Records drawn from a dataset
'''

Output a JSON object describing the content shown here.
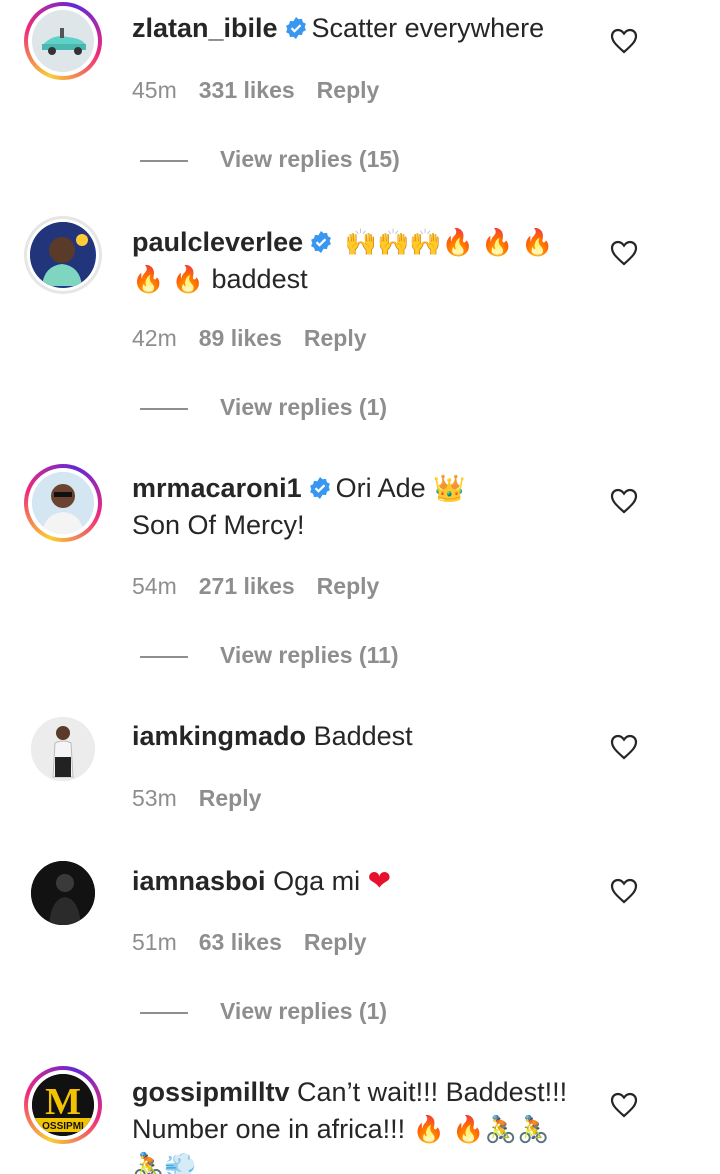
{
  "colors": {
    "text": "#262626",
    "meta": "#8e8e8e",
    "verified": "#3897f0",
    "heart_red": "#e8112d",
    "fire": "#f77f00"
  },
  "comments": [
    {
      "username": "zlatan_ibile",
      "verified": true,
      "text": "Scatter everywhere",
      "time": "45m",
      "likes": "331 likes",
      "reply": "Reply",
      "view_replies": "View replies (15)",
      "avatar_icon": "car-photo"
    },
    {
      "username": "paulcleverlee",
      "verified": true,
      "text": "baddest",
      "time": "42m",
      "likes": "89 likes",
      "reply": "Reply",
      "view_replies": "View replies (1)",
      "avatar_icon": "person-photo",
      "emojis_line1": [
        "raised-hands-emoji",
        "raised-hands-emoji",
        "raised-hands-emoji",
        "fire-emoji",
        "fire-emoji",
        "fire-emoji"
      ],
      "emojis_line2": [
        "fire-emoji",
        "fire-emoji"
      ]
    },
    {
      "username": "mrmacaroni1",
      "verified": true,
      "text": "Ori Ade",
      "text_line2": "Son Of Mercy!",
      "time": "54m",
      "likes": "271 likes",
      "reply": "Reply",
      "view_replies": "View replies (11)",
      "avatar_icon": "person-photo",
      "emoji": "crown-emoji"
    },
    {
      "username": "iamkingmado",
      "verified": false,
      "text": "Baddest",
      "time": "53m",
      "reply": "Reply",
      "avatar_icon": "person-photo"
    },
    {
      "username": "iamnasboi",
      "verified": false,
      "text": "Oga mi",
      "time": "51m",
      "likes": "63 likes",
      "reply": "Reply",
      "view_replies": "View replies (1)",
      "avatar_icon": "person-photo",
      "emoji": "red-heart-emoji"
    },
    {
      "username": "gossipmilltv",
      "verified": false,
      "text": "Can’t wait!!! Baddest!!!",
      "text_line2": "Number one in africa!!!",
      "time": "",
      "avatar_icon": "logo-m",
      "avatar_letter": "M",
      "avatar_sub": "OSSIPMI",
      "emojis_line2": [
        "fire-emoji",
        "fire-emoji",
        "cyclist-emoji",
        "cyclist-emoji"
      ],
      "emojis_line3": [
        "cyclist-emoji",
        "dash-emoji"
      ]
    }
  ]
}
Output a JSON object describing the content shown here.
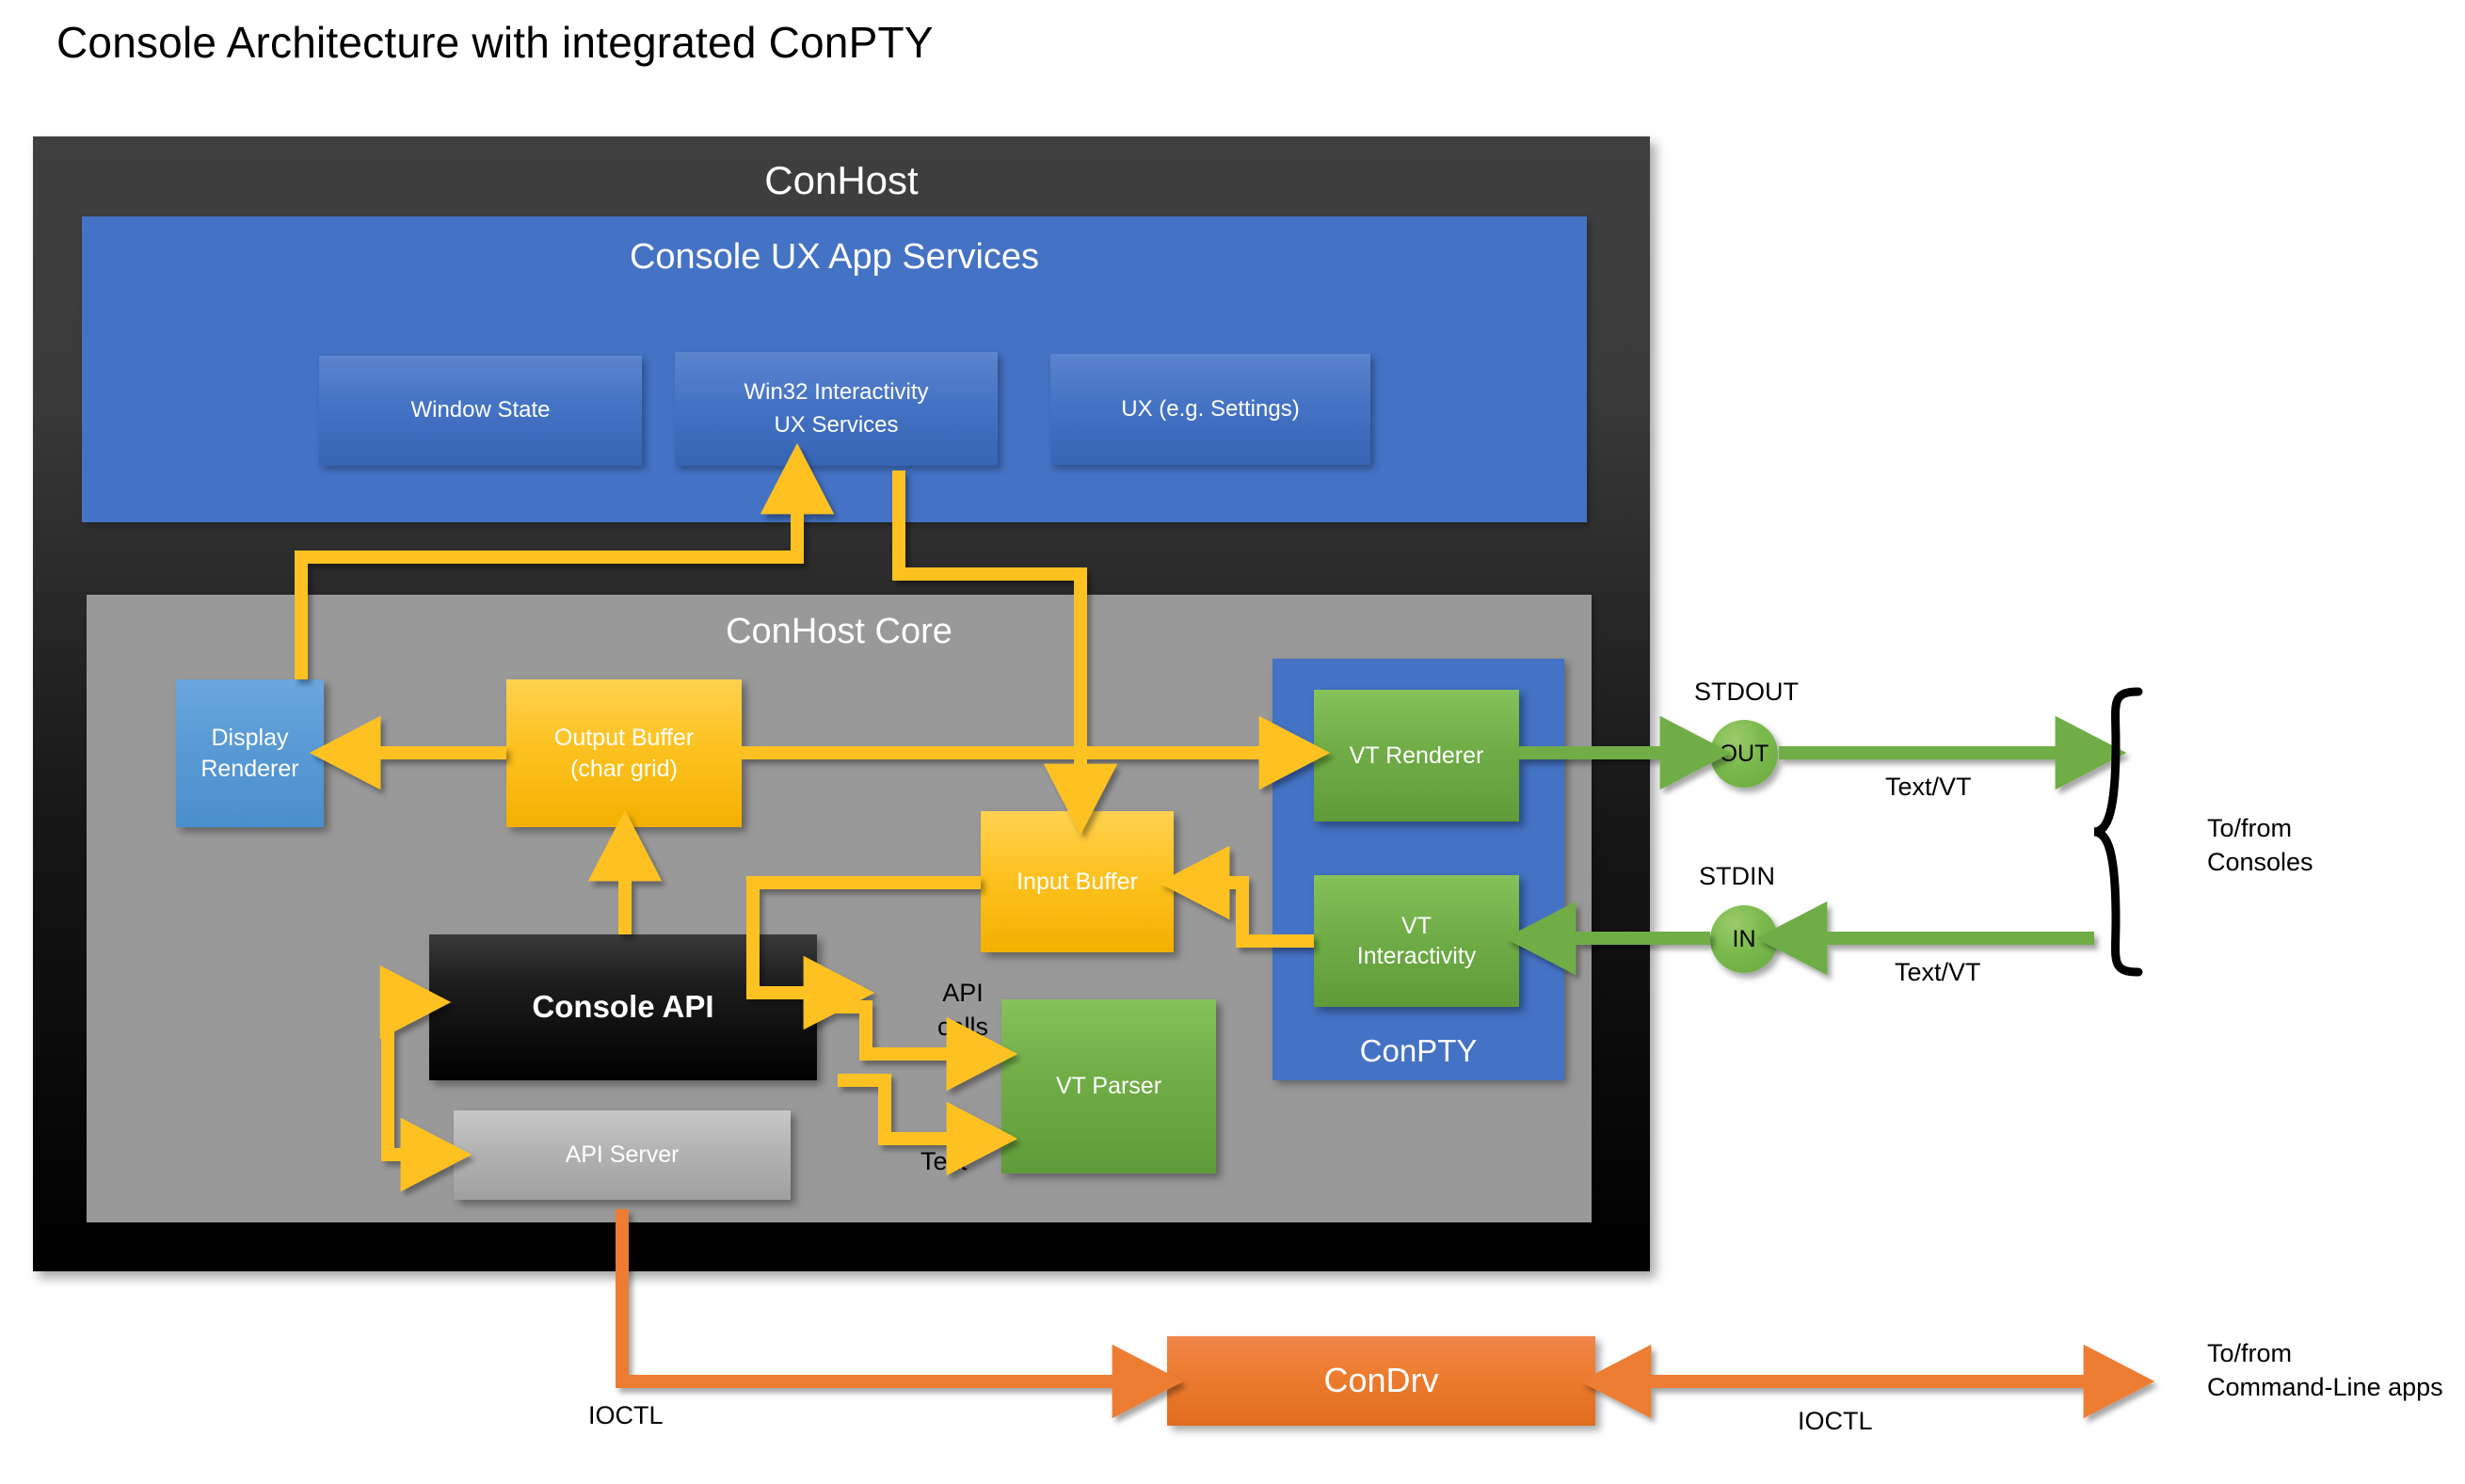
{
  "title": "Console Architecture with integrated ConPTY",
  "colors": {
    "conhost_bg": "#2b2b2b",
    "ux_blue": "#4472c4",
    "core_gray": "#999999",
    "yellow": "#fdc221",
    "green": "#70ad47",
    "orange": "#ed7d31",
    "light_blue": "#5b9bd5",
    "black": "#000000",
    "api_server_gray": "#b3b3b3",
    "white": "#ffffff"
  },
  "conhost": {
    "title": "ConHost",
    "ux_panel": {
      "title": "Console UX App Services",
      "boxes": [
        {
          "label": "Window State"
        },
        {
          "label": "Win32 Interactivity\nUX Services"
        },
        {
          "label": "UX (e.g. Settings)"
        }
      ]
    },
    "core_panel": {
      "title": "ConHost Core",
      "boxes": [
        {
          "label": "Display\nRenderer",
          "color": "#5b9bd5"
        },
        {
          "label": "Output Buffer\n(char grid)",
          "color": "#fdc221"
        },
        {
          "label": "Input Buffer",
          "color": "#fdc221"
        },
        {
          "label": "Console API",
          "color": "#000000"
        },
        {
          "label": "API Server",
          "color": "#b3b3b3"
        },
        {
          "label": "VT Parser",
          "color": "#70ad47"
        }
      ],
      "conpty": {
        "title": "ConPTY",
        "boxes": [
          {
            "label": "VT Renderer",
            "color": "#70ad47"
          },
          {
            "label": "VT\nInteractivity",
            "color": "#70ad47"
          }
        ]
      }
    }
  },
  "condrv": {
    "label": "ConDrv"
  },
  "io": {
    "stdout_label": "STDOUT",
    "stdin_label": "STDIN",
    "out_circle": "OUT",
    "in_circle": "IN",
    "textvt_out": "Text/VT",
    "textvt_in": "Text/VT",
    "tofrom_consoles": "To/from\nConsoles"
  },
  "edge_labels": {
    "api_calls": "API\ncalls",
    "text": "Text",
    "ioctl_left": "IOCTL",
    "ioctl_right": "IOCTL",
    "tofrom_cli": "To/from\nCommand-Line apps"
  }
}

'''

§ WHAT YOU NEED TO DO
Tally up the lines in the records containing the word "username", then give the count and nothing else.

§ RESPONSE FOR THIS EXERCISE
6